Component data from apps and pages

######

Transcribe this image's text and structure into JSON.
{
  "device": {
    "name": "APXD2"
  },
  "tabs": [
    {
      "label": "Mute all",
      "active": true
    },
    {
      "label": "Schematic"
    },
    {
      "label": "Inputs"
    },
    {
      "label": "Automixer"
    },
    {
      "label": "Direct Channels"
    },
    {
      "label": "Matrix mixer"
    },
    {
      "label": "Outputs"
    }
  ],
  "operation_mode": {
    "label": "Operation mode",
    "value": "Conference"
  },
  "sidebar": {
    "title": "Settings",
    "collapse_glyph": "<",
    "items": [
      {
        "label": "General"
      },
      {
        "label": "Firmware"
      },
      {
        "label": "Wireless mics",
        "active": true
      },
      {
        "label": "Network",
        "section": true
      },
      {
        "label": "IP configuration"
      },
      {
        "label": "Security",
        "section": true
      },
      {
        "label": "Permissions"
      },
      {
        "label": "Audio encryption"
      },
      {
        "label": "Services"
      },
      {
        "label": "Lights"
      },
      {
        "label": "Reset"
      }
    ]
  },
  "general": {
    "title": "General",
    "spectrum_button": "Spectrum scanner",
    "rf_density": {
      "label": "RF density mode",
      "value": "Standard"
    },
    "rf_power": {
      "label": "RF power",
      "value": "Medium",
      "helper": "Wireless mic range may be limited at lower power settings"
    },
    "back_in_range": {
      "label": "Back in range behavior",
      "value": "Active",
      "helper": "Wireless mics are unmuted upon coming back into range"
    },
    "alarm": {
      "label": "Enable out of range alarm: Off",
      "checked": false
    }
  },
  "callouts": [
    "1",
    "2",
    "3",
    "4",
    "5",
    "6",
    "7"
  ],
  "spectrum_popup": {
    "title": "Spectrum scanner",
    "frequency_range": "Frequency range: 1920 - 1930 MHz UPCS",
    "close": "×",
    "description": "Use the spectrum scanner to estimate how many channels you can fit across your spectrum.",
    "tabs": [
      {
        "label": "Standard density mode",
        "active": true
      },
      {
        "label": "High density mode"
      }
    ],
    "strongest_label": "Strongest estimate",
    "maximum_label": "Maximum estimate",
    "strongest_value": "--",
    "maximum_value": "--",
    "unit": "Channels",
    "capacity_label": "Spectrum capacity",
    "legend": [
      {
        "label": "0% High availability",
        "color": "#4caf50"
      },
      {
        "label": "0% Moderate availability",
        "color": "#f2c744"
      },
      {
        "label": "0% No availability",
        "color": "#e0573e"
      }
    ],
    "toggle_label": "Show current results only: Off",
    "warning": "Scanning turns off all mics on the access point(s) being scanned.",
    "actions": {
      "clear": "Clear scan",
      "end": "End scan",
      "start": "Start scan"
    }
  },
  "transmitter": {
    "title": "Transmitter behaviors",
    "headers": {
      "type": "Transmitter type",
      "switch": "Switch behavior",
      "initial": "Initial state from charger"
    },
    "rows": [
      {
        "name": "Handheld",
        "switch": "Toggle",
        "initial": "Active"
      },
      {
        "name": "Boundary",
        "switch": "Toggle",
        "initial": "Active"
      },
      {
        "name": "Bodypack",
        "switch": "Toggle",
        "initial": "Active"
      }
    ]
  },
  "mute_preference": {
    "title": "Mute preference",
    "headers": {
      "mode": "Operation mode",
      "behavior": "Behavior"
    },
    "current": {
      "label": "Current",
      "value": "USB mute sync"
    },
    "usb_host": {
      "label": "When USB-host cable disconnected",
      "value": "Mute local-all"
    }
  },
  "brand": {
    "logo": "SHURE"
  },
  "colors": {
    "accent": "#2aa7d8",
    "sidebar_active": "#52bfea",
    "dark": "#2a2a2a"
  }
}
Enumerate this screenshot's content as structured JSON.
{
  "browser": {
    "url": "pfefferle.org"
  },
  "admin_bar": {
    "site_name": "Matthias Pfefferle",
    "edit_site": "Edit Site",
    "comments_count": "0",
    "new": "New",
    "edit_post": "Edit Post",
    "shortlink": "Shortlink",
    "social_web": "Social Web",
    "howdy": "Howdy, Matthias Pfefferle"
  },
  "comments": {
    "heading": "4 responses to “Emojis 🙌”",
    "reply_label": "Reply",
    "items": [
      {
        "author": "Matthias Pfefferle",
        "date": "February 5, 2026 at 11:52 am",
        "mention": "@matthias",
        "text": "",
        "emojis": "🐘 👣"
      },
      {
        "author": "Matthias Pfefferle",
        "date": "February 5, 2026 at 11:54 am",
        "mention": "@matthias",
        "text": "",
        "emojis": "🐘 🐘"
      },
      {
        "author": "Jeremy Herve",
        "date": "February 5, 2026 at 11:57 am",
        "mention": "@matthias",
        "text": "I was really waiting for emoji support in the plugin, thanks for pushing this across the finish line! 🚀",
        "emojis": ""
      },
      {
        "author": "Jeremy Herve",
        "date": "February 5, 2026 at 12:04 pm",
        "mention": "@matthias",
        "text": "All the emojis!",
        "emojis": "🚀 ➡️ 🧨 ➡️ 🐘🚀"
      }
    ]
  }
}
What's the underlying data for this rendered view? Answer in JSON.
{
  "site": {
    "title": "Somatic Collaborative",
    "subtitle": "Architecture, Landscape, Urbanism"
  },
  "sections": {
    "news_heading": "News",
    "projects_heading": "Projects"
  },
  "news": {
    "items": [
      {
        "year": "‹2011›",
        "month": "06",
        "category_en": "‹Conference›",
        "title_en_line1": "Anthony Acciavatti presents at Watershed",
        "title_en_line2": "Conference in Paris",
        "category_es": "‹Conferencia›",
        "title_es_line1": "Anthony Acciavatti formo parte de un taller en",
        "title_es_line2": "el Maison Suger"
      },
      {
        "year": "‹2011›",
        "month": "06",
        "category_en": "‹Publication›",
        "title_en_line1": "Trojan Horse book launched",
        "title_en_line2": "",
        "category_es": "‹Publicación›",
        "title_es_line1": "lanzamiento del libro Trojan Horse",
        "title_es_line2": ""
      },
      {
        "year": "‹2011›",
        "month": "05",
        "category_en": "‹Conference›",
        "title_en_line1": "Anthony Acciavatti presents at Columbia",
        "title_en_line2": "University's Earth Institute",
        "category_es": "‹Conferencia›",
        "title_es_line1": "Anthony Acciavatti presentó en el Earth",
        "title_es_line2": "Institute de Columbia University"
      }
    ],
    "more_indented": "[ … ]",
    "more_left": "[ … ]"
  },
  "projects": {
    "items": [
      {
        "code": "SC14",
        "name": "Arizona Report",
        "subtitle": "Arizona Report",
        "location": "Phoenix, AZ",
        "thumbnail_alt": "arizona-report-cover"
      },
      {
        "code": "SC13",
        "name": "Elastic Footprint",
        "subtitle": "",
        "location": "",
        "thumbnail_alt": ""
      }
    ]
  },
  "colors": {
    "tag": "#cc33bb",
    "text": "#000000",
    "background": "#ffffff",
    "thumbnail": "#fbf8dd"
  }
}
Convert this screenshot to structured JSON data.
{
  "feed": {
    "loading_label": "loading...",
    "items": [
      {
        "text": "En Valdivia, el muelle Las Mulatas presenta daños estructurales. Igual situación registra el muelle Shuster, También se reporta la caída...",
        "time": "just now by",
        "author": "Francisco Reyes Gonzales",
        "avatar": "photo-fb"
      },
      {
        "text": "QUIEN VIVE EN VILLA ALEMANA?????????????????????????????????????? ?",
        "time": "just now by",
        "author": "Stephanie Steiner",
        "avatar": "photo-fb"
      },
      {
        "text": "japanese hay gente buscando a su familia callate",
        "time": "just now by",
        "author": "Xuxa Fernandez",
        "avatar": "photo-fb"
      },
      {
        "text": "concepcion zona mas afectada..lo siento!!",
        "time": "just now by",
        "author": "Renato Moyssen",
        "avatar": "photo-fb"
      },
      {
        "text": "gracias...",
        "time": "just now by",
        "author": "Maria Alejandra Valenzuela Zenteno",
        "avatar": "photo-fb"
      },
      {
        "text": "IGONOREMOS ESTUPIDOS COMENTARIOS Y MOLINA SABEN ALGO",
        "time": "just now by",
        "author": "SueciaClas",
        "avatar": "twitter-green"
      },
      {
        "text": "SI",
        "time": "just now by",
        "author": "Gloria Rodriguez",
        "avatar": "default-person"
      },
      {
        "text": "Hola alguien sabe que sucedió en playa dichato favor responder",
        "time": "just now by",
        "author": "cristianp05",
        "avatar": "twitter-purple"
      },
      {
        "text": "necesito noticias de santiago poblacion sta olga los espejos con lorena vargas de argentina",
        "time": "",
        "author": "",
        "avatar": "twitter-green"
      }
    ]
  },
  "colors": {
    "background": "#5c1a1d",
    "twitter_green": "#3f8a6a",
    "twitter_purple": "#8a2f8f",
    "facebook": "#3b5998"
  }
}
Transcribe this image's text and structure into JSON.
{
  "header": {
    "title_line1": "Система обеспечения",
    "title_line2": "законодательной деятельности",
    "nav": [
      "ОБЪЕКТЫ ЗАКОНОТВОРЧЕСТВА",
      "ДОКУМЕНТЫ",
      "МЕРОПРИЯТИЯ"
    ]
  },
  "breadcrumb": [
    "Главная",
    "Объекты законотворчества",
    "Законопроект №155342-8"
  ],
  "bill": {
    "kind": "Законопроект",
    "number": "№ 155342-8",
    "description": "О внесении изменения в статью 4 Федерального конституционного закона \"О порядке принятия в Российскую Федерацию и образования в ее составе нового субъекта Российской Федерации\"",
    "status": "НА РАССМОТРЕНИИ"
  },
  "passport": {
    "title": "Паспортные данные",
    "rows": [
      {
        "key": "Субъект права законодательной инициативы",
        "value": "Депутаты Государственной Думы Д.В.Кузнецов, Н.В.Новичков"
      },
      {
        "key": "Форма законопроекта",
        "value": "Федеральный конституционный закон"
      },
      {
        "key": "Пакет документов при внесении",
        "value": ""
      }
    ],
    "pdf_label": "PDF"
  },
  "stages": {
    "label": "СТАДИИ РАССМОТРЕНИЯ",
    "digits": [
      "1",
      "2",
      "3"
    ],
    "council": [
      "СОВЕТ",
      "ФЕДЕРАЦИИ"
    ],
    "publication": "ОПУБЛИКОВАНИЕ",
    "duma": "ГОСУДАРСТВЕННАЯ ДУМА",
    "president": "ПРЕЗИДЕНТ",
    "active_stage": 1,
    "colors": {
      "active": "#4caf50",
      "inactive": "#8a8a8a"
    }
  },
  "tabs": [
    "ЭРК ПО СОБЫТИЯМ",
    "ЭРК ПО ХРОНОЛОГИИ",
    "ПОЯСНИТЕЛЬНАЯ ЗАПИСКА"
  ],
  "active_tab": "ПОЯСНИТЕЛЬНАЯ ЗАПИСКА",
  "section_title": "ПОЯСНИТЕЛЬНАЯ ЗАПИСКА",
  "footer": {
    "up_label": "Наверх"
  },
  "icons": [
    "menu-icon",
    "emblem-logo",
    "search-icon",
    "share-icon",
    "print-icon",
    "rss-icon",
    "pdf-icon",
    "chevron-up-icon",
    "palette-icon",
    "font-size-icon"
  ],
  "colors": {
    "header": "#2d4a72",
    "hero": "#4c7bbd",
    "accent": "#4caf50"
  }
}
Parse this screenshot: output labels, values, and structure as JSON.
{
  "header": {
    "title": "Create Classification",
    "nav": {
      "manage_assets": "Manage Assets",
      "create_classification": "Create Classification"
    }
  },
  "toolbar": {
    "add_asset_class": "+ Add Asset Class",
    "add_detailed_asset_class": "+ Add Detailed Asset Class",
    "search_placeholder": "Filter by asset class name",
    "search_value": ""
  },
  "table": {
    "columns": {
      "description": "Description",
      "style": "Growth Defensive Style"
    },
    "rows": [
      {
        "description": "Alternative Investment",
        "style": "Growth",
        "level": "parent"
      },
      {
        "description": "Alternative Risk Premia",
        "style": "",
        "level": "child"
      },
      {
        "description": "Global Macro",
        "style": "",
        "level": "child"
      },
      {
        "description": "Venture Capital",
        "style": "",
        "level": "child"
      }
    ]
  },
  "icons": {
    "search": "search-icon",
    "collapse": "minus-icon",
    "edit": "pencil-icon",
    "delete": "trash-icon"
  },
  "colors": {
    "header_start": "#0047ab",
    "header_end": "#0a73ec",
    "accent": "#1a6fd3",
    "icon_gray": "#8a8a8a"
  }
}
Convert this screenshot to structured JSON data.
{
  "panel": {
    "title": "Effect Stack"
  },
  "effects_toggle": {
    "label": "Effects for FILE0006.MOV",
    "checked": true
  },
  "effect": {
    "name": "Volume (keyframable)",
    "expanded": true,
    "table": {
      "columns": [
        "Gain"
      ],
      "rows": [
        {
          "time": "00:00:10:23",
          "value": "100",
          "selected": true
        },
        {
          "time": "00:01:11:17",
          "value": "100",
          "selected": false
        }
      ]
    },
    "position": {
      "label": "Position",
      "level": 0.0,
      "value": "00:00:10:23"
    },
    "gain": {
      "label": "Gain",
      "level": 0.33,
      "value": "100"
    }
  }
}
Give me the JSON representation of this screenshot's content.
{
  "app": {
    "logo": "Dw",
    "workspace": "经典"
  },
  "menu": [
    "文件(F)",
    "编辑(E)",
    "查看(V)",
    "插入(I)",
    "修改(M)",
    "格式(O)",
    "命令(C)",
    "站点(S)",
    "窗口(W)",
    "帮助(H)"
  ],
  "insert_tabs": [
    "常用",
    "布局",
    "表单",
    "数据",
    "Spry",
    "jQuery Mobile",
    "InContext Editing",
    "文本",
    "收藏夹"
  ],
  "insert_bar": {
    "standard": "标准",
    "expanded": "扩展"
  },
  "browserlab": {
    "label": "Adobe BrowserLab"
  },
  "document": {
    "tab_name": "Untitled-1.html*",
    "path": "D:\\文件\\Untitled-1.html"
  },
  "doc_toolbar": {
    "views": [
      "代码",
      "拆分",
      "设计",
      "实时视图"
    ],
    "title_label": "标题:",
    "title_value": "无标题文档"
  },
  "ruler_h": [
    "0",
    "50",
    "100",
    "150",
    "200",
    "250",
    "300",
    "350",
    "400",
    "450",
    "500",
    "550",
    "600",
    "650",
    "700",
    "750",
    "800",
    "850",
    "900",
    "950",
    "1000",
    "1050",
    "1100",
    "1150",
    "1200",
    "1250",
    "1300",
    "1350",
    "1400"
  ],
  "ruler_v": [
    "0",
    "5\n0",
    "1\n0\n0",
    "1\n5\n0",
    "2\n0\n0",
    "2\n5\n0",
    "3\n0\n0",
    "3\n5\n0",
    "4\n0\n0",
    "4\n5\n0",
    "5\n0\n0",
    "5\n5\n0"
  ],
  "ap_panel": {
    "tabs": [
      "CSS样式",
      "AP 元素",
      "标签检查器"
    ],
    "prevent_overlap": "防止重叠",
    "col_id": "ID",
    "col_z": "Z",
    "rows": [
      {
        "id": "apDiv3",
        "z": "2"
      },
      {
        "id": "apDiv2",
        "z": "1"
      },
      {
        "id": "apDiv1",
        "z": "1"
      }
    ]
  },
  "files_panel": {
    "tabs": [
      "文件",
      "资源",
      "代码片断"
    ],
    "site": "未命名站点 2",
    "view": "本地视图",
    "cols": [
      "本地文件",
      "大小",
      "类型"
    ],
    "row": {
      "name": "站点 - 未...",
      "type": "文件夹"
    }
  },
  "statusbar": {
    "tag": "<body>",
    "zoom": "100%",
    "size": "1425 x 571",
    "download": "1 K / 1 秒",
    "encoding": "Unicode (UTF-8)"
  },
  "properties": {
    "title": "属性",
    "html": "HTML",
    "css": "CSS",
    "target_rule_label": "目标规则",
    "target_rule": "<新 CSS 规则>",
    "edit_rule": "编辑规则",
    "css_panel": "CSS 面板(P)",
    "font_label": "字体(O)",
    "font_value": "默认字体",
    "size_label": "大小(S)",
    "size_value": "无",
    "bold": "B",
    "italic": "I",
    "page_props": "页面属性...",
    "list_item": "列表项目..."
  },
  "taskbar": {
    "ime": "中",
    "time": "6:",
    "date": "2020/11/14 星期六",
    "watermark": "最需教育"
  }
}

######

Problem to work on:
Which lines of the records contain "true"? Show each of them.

Reply:
      "active": true
        "active": true
        "section": true
        "section": true
        "active": true
    "checked": true
    "expanded": true,
          "selected": true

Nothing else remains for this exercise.